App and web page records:
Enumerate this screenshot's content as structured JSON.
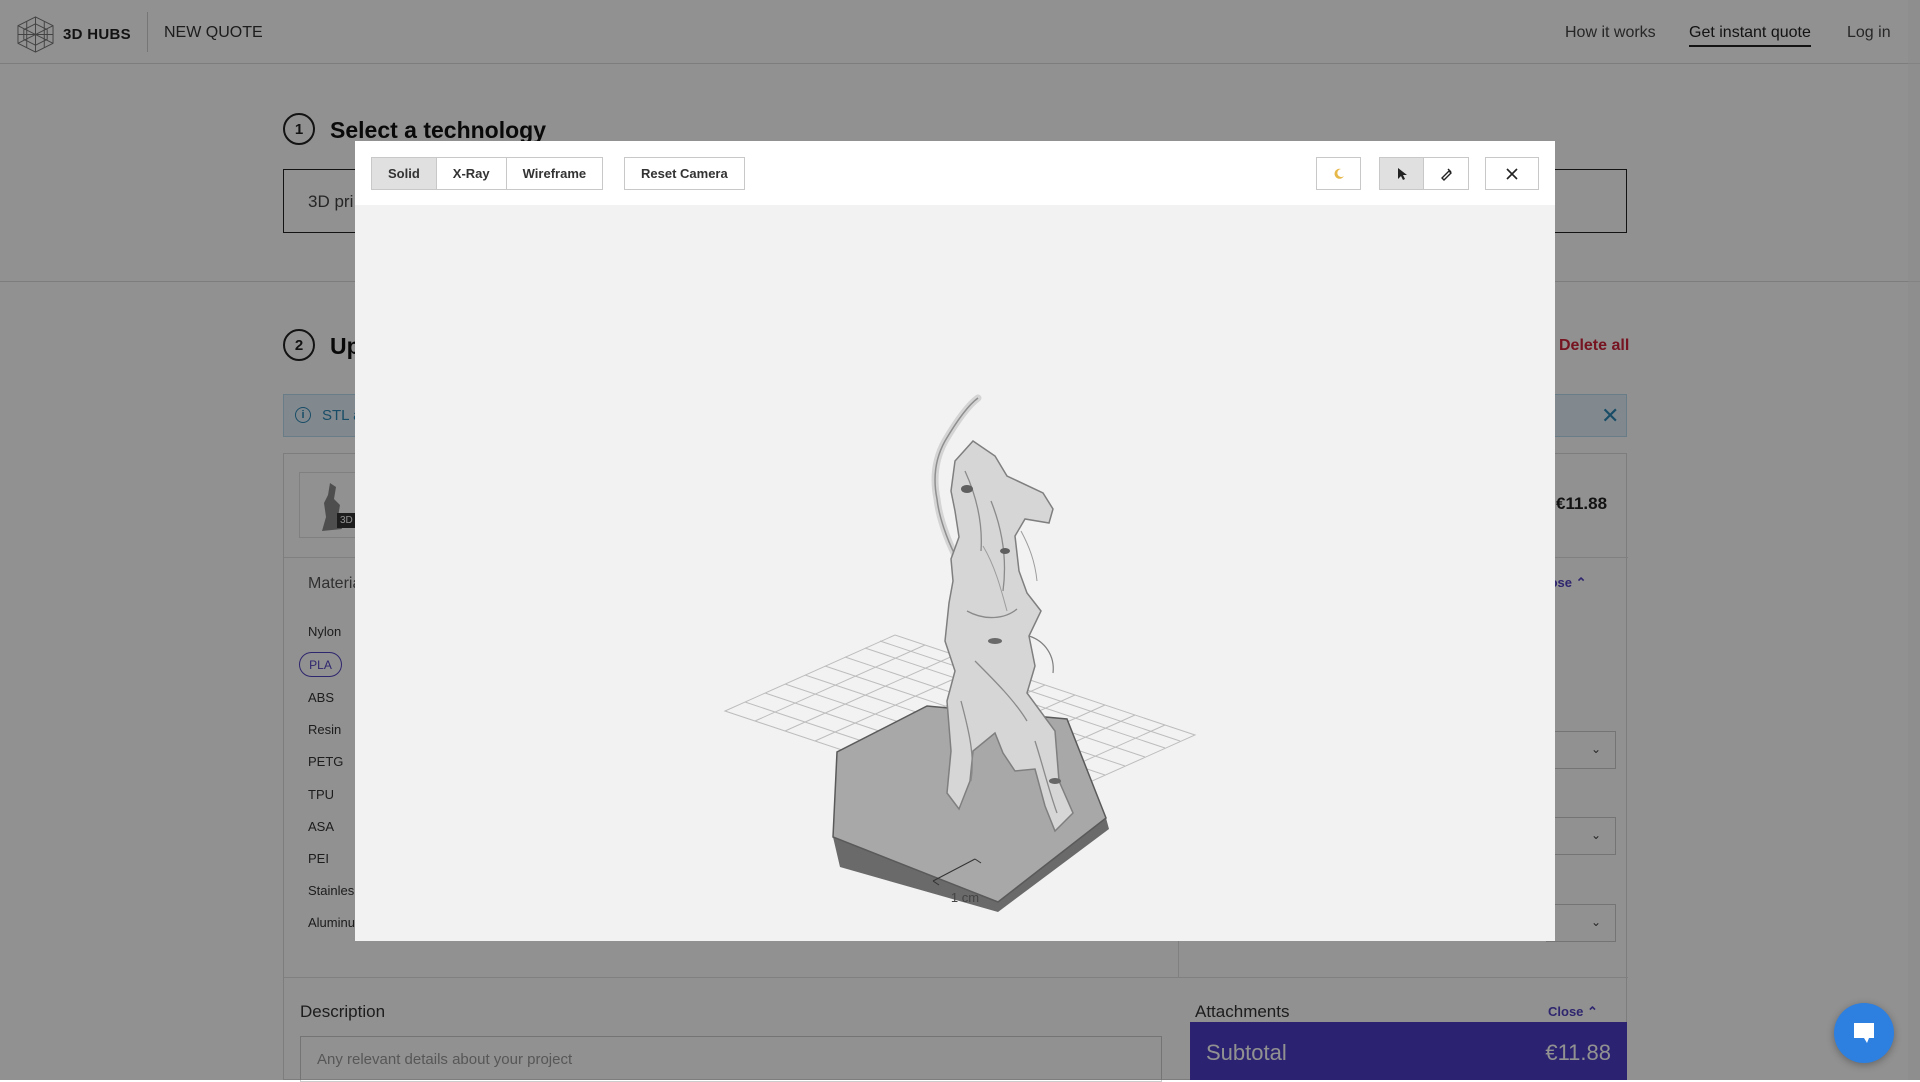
{
  "header": {
    "logo_text": "3D HUBS",
    "new_quote": "NEW QUOTE",
    "nav": {
      "how_it_works": "How it works",
      "get_quote": "Get instant quote",
      "login": "Log in"
    }
  },
  "steps": {
    "one": {
      "number": "1",
      "title": "Select a technology",
      "technology_value": "3D pri"
    },
    "two": {
      "number": "2",
      "title": "Up",
      "delete_all": "Delete all"
    }
  },
  "info_bar": {
    "text": "STL a",
    "close": "✕"
  },
  "part": {
    "thumb_badge": "3D",
    "price": "€11.88",
    "materials_label": "Materia",
    "materials": [
      "Nylon",
      "PLA",
      "ABS",
      "Resin",
      "PETG",
      "TPU",
      "ASA",
      "PEI",
      "Stainles",
      "Aluminu"
    ],
    "selected_material": "PLA",
    "close_label": "lose",
    "description_label": "Description",
    "description_placeholder": "Any relevant details about your project",
    "attachments_label": "Attachments",
    "attachments_close": "Close"
  },
  "subtotal": {
    "label": "Subtotal",
    "value": "€11.88"
  },
  "viewer": {
    "modes": [
      "Solid",
      "X-Ray",
      "Wireframe"
    ],
    "active_mode": "Solid",
    "reset_camera": "Reset Camera",
    "scale_label": "1 cm",
    "icons": {
      "theme": "moon-icon",
      "select": "cursor-icon",
      "measure": "ruler-icon",
      "close": "close-icon"
    },
    "active_tool": "select"
  },
  "colors": {
    "accent": "#4c3fc7",
    "danger": "#d0243a",
    "info": "#2b87b5",
    "chat": "#2d7fe0"
  }
}
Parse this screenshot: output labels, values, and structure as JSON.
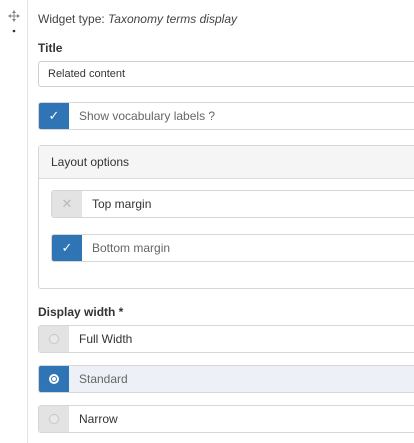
{
  "widget": {
    "type_prefix": "Widget type:",
    "type_name": "Taxonomy terms display"
  },
  "title_field": {
    "label": "Title",
    "value": "Related content"
  },
  "vocab_labels": {
    "label": "Show vocabulary labels ?",
    "checked": true
  },
  "layout_options": {
    "heading": "Layout options",
    "top_margin": {
      "label": "Top margin",
      "checked": false
    },
    "bottom_margin": {
      "label": "Bottom margin",
      "checked": true
    }
  },
  "display_width": {
    "label": "Display width *",
    "options": [
      {
        "label": "Full Width",
        "selected": false
      },
      {
        "label": "Standard",
        "selected": true
      },
      {
        "label": "Narrow",
        "selected": false
      }
    ]
  },
  "icons": {
    "check": "✓",
    "cross": "✕",
    "drag": "move-icon"
  },
  "colors": {
    "accent": "#2f74b5",
    "selected_row": "#edf0f7",
    "unchecked_box": "#e3e3e3"
  }
}
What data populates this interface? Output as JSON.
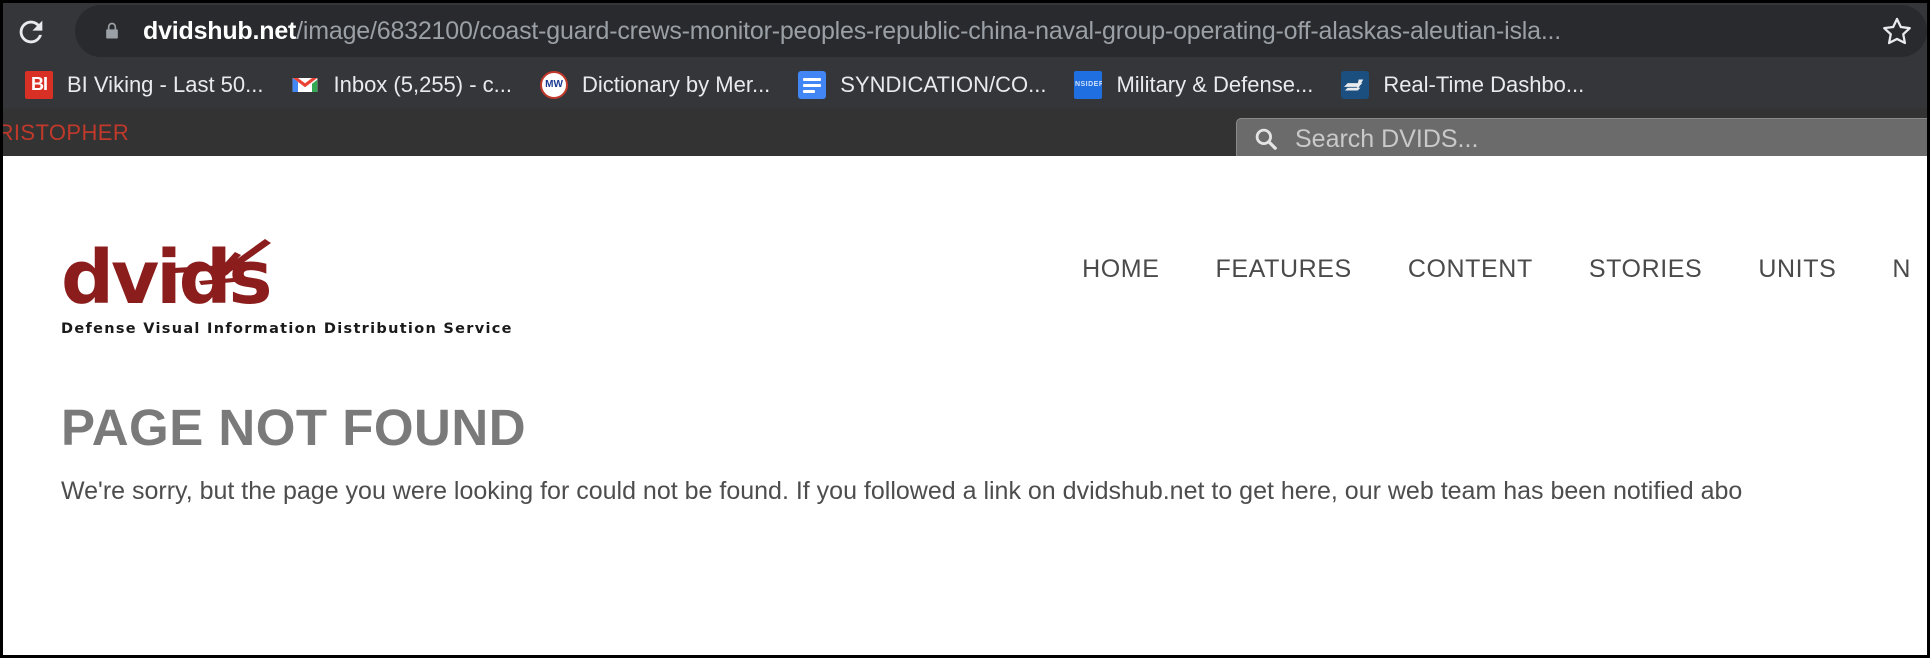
{
  "browser": {
    "reload_tooltip": "Reload",
    "url": {
      "host": "dvidshub.net",
      "path": "/image/6832100/coast-guard-crews-monitor-peoples-republic-china-naval-group-operating-off-alaskas-aleutian-isla...",
      "lock_icon": "lock-icon",
      "star_icon": "bookmark-star-icon"
    },
    "bookmarks": [
      {
        "label": "BI Viking - Last 50...",
        "icon": "bi-favicon",
        "icon_text": "BI"
      },
      {
        "label": "Inbox (5,255) - c...",
        "icon": "gmail-favicon",
        "icon_text": "M"
      },
      {
        "label": "Dictionary by Mer...",
        "icon": "merriam-webster-favicon",
        "icon_text": "MW"
      },
      {
        "label": "SYNDICATION/CO...",
        "icon": "google-docs-favicon",
        "icon_text": ""
      },
      {
        "label": "Military & Defense...",
        "icon": "insider-favicon",
        "icon_text": "INSIDER"
      },
      {
        "label": "Real-Time Dashbo...",
        "icon": "dashboard-favicon",
        "icon_text": ""
      }
    ]
  },
  "site": {
    "topbar": {
      "user_name": "CHRISTOPHER",
      "user_name_color": "#c0392b",
      "search_placeholder": "Search DVIDS...",
      "search_icon": "search-icon",
      "background": "#333333"
    },
    "logo": {
      "wordmark": "dvids",
      "tagline": "Defense Visual Information Distribution Service",
      "color": "#8c1d1d",
      "plane_icon": "airplane-icon"
    },
    "nav": [
      {
        "label": "HOME"
      },
      {
        "label": "FEATURES"
      },
      {
        "label": "CONTENT"
      },
      {
        "label": "STORIES"
      },
      {
        "label": "UNITS"
      },
      {
        "label": "N"
      }
    ],
    "error": {
      "title": "PAGE NOT FOUND",
      "message": "We're sorry, but the page you were looking for could not be found. If you followed a link on dvidshub.net to get here, our web team has been notified abo"
    }
  }
}
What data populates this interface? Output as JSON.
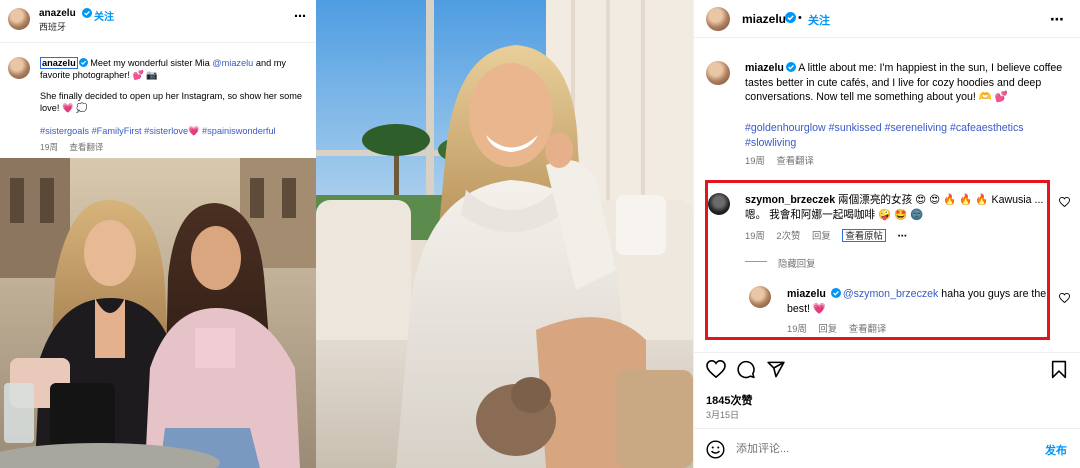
{
  "left_post": {
    "username": "anazelu",
    "follow_label": "关注",
    "location": "西班牙",
    "more_icon": "⋯",
    "caption": {
      "username": "anazelu",
      "text_1": " Meet my wonderful sister Mia ",
      "mention": "@miazelu",
      "text_2": " and my favorite photographer! 💕 📷",
      "text_3": "She finally decided to open up her Instagram, so show her some love! 💗 💭"
    },
    "hashtags": "#sistergoals #FamilyFirst #sisterlove💗 #spainiswonderful",
    "time": "19周",
    "translate": "查看翻译"
  },
  "right_post": {
    "username": "miazelu",
    "dot": "•",
    "follow_label": "关注",
    "more_icon": "⋯",
    "caption": {
      "username": "miazelu",
      "text": " A little about me: I'm happiest in the sun, I believe coffee tastes better in cute cafés, and I live for cozy hoodies and deep conversations. Now tell me something about you! 🫶 💕"
    },
    "hashtags": "#goldenhourglow #sunkissed #sereneliving #cafeaesthetics #slowliving",
    "time": "19周",
    "translate": "查看翻译",
    "comment": {
      "username": "szymon_brzeczek",
      "text": " 兩個漂亮的女孩 😍 😍 🔥 🔥 🔥 Kawusia ... 嗯。 我會和阿娜一起喝咖啡 🤪 🤩 🌚",
      "time": "19周",
      "likes": "2次赞",
      "reply": "回复",
      "view_original": "查看原帖",
      "more": "⋯"
    },
    "hide_replies": "隐藏回复",
    "reply": {
      "username": "miazelu",
      "mention": "@szymon_brzeczek",
      "text": " haha you guys are the best! 💗",
      "time": "19周",
      "reply": "回复",
      "translate": "查看翻译"
    },
    "likes_count": "1845次赞",
    "date": "3月15日",
    "comment_placeholder": "添加评论...",
    "post_label": "发布"
  },
  "icons": {
    "verified": "verified-badge-icon",
    "heart": "heart-icon",
    "comment": "comment-icon",
    "share": "share-icon",
    "save": "bookmark-icon",
    "emoji": "emoji-icon"
  },
  "colors": {
    "accent_blue": "#0095f6",
    "link_blue": "#3a5bc7",
    "highlight_red": "#e3141b",
    "highlight_blue": "#2f6fd6"
  }
}
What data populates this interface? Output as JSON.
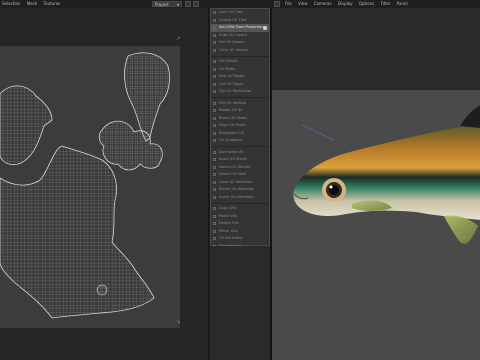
{
  "uv_menu": {
    "items": [
      "Selection",
      "Mesh",
      "Textures"
    ]
  },
  "project_dropdown": {
    "value": "Project"
  },
  "viewport_menu": {
    "items": [
      "File",
      "View",
      "Cameras",
      "Display",
      "Options",
      "Filter",
      "Panel"
    ]
  },
  "ops_menu": {
    "items": [
      {
        "label": "Lock UV Tiles",
        "active": false
      },
      {
        "label": "Unlock UV Tiles",
        "active": false
      },
      {
        "label": "Set UVW From Projection",
        "active": true
      },
      {
        "label": "Auto UV Layout",
        "active": false
      },
      {
        "label": "Set UV Seams",
        "active": false
      },
      {
        "label": "Clear UV Seams",
        "active": false
      },
      {
        "label": "UV Unfold",
        "active": false
      },
      {
        "label": "UV Relax",
        "active": false
      },
      {
        "label": "Sew UV Edges",
        "active": false
      },
      {
        "label": "Cut UV Edges",
        "active": false
      },
      {
        "label": "Flip UV Horizontal",
        "active": false
      },
      {
        "label": "Flip UV Vertical",
        "active": false
      },
      {
        "label": "Rotate UV 90",
        "active": false
      },
      {
        "label": "Stack UV Shells",
        "active": false
      },
      {
        "label": "Align UV Shells",
        "active": false
      },
      {
        "label": "Straighten UV",
        "active": false
      },
      {
        "label": "UV Snapshot",
        "active": false
      },
      {
        "label": "Normalize UV",
        "active": false
      },
      {
        "label": "Scale UV Shells",
        "active": false
      },
      {
        "label": "Match UV Density",
        "active": false
      },
      {
        "label": "Select UV Shell",
        "active": false
      },
      {
        "label": "Grow UV Selection",
        "active": false
      },
      {
        "label": "Shrink UV Selection",
        "active": false
      },
      {
        "label": "Invert UV Selection",
        "active": false
      },
      {
        "label": "Copy UVs",
        "active": false
      },
      {
        "label": "Paste UVs",
        "active": false
      },
      {
        "label": "Delete UVs",
        "active": false
      },
      {
        "label": "Mirror UVs",
        "active": false
      },
      {
        "label": "UV Set Editor",
        "active": false
      },
      {
        "label": "Transfer UVs",
        "active": false
      },
      {
        "label": "Rename UV Set",
        "active": false
      },
      {
        "label": "Close UV Editor",
        "active": false
      }
    ]
  },
  "colors": {
    "accent": "#c89b3c",
    "panel_bg": "#262626",
    "uv_grid": "#3c3c3c",
    "scene_bg": "#4a4a4a"
  }
}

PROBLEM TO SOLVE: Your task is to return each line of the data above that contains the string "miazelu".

ANSWER SECTION:
      "mention": "@miazelu",
    "username": "miazelu",
      "username": "miazelu",
      "username": "miazelu",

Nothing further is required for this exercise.